Artificial intelligence, genetic engineering, electromobiles or quantum computers are the next generation technology innovations the world is focusing on today. They change not only industry, but also the lives of each of us and future generations. The need for specialists able to operate in the dynamic business environment and implement research-based innovations is growing. To this end Vilnius University (VU) Business School in conjunction with the European Nuclear Research Organization (CERN), one of the world’s largest scientific research organizations, will offer Deeptech Entrepreneurship, a unique Master’s Degree programme in the Baltic countries, in the next academic year.
“VU Business School, together with CERN, scientists in the field of physics, mathematics and computer science, and business professionals, open up new perspectives. Our aim is to transform the traditional mindset and build an innovative culture that combines business, technology and leadership. VU is just the place where a culture of innovation based on values marries entrepreneurship and leading technological solutions. I believe that it is in this programme that the future business unicorns will start their rich and exciting journey,” Programme Manager Prof. Saulė Mačiukaitė-Žvinienė, said.
This programme combines the fields of technology, entrepreneurship and strategic leadership. The programme has been jointly developed and implemented with VU Faculty of Mathematics and Informatics, VU Faculty of Physics, CERN, and lecturers from abroad. Students who establish start-ups during their studies will have an opportunity to test their business project at CERN.
“From a global network to a PET scanner for cancer therapy or simply a touch screen – these are the various types of applied research carried out by CERN, which have helped to change the world we live in. Today, every smartphone relies on the knowledge of quantum mechanics and general relativity. Such famous scientists as Max Planck or Albert Einstein could never have imagined these innovations. These are disruptive innovations which depend on fundamental research where results may take decades or even centuries. CERN invites entrepreneurs who share the same vision and are not only interested in the existing CERN technologies, but are also able to understand original ideas and transform them into new products – unknown today, but required tomorrow,” Prof. Christoph Schäfer, CERN advisor and lecturer in the programme, said.
The world is changing, so traditional ways of investing or recovery from an economic crisis are no longer effective. The Deeptech Entrepreneurship programme is tailored to those who project themselves or operate in the fields of both business and technology. After the start of Industry 5.0 all countries must invest in science-based innovation and take advantage of the unique opportunities they offer. According to the 2016–2018 statistics, 45.3% of all companies implemented innovations in Lithuania, however in 2020, Lithuania ranked only 40th in the Global Innovation Index. Lithuania therefore needs highly qualified specialists who understand two different worlds – science and business – and whose creativity and competence of entrepreneurship will open up ways for new technological solutions.
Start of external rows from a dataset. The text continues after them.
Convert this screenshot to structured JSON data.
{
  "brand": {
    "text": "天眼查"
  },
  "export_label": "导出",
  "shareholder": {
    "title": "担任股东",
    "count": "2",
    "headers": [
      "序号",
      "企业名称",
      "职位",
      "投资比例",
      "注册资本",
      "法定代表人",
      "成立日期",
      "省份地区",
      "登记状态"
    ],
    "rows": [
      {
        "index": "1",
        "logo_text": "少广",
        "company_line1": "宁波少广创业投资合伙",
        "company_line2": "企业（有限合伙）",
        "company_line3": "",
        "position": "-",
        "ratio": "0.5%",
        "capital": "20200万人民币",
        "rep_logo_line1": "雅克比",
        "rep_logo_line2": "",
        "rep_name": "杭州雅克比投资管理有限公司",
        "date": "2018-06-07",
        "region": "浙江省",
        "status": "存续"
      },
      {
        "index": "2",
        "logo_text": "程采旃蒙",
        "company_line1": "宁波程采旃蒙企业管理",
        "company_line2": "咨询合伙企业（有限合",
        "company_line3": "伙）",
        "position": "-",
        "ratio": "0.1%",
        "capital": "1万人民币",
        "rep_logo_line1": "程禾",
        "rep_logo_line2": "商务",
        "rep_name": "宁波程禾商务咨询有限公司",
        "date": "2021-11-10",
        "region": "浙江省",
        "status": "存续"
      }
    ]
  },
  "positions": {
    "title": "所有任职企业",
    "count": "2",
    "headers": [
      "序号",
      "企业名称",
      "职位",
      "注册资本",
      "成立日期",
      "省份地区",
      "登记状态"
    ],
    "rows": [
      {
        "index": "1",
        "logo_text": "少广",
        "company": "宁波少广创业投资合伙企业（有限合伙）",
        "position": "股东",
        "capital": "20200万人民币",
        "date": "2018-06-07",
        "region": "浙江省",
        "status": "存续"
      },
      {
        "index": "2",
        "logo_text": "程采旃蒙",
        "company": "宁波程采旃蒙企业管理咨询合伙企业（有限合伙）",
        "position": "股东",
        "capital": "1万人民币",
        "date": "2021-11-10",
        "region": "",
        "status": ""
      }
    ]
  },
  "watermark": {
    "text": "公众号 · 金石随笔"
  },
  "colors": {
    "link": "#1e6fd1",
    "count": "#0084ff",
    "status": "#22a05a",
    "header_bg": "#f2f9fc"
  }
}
“The breakthrough countries, international organizations, technology parks, business clusters and companies are looking for entrepreneurs, developers and leaders able to combine technology with future solutions. The new study programme is offered at the intersection of science and business, implementing the knowledge and practices of technology, data science, innovation management and entrepreneurship. The Deeptech Entrepreneurship Master’s Degree programme brings together different sectors to better prepare students to become the next generation technology entrepreneurs able to combine technological and entrepreneurial experiences, thus perfectly complementing and enriching the portfolio of international master’s programmes of VU Business School,” Dr Birutė Miškinienė, director of VU Business School, said.